Social suggestibility to central and peripheral misinformation
Memory , Volume 14 - Issue 4 p. 486- 501

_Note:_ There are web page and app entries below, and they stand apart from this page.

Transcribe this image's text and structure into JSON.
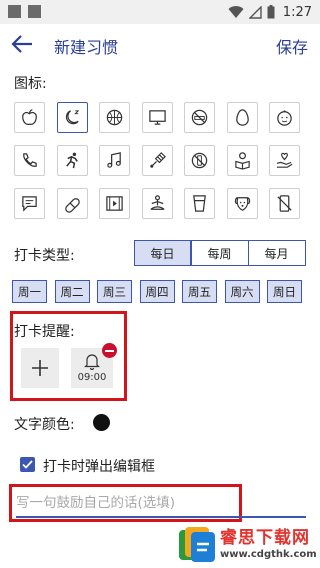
{
  "status_bar": {
    "time": "1:27"
  },
  "header": {
    "title": "新建习惯",
    "save_label": "保存"
  },
  "icons_section": {
    "label": "图标:",
    "icons": [
      "apple-icon",
      "moon-sleep-icon",
      "basketball-icon",
      "tv-icon",
      "no-smoking-icon",
      "egg-icon",
      "baby-face-icon",
      "phone-icon",
      "running-icon",
      "music-note-icon",
      "badminton-icon",
      "no-drinking-icon",
      "reading-icon",
      "heart-hand-icon",
      "chat-icon",
      "pill-icon",
      "video-icon",
      "meditation-icon",
      "water-cup-icon",
      "dog-icon",
      "no-phone-icon"
    ],
    "selected_index": 1
  },
  "checkin_type": {
    "label": "打卡类型:",
    "options": [
      "每日",
      "每周",
      "每月"
    ],
    "selected": "每日"
  },
  "weekdays": [
    "周一",
    "周二",
    "周三",
    "周四",
    "周五",
    "周六",
    "周日"
  ],
  "reminder": {
    "label": "打卡提醒:",
    "times": [
      "09:00"
    ]
  },
  "text_color": {
    "label": "文字颜色:",
    "value": "#111111"
  },
  "popup_editor": {
    "label": "打卡时弹出编辑框",
    "checked": true
  },
  "motto_input": {
    "placeholder": "写一句鼓励自己的话(选填)",
    "value": ""
  },
  "watermark": {
    "title": "睿思下载网",
    "url": "www.cdgthk.com"
  },
  "colors": {
    "accent": "#3d56b2",
    "accent_light": "#d7def4",
    "highlight_box": "#d4141b",
    "remove": "#c8102e"
  }
}
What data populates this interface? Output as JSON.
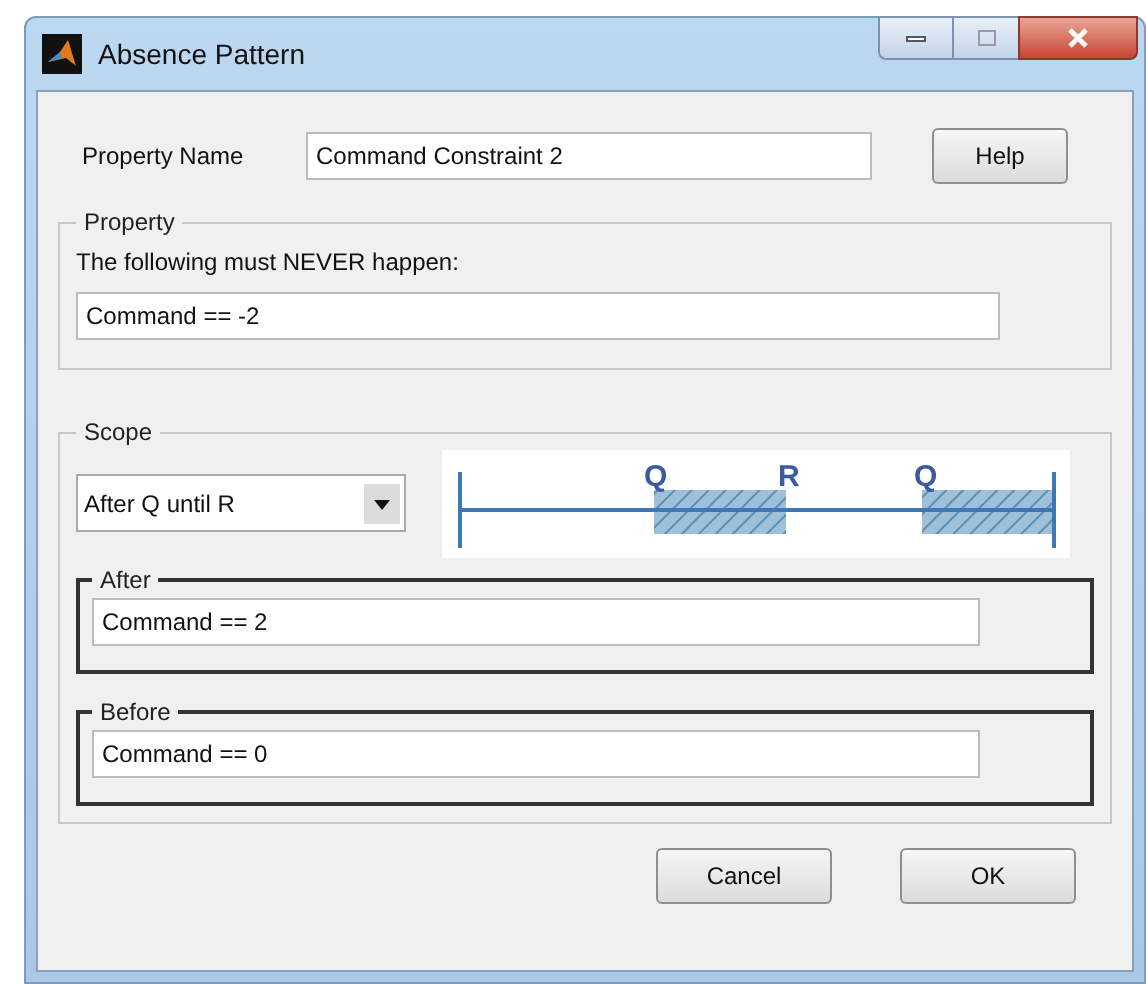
{
  "window": {
    "title": "Absence Pattern"
  },
  "property_name": {
    "label": "Property Name",
    "value": "Command Constraint 2"
  },
  "help_button": "Help",
  "property": {
    "legend": "Property",
    "prompt": "The following must NEVER happen:",
    "value": "Command == -2"
  },
  "scope": {
    "legend": "Scope",
    "dropdown": {
      "value": "After Q until R"
    },
    "diagram_labels": [
      "Q",
      "R",
      "Q"
    ],
    "after": {
      "legend": "After",
      "value": "Command == 2"
    },
    "before": {
      "legend": "Before",
      "value": "Command == 0"
    }
  },
  "buttons": [
    "Cancel",
    "OK"
  ]
}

This study used a laboratory-based paradigm to investigate social influences on participants' susceptibility to misleading suggestions. Participants viewed a video clip of an action sequence with one or more peers, and then were required to discuss the event with the co-witness or with the group of co-witnesses. During the discussion a confederate, posing as a peer, presented misinformation about central and peripheral features of the co-witnessed event. Results indicated that participants were more susceptible to misleading suggestions during one-on-one discussions than during group discussions. In addition, participants were susceptible to misleading suggestions about central features of the witnessed event, although to a lesser extent than they were susceptible to misleading suggestions about peripheral features.